I have been invested in heritage design and strongly context-driven architecture for the past 5 years, focusing on areas with a rich historicity and need for social revival. These have been studies in holistic placemaking, negotiating the need to strengthen or reinforce the character of an area while creating new and functional architecture to practically enrich it. Weathered and robust materiality and forms referencing industrial typologies are common in my design approach, in order to create architecture that neatly establishes itself as part of its context.
My personal design ethos is focused on the practical long-term use of a dramatic and imposing building shell, allowing a myriad of programme to inhabit the space as built and long into the future, while focusing on the way in which a community could be fostered or brought together by design, giving greater sovereignty to the users and agency in dictating what that space is, does and could be.

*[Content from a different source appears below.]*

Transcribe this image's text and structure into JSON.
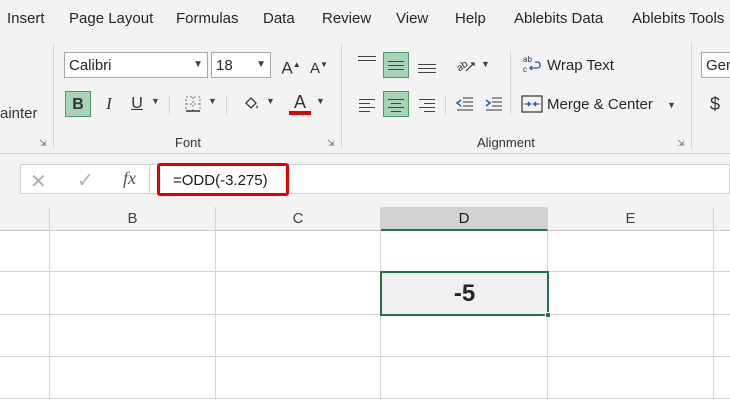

My archive focuses on the redevelopment of a site adjacent to a historic high street in Accrington, bridging a distinctly back-of-house site, surrounded by heritage architecture, with a shopping district facing decline. Providing a ground-up site for local craftspeople and independent businesses, the new build is an assembly at the heart of Accrington for public collaboration and is designed for adaptable re-use long into the future, itself becoming part of the historic continuity of the town. The timeless historicity of brickwork, as well as the NORI Brickwork of Accrington being a historical export, places this material as a particularly good choice. The solidity of brick, even as filigree cladding, contests the sheer impermeability of the surrounding historic context, while the building itself is adaptable, open and permeable. This helps the new build acquire its place among some of the most historically imposing and important buildings in Accrington.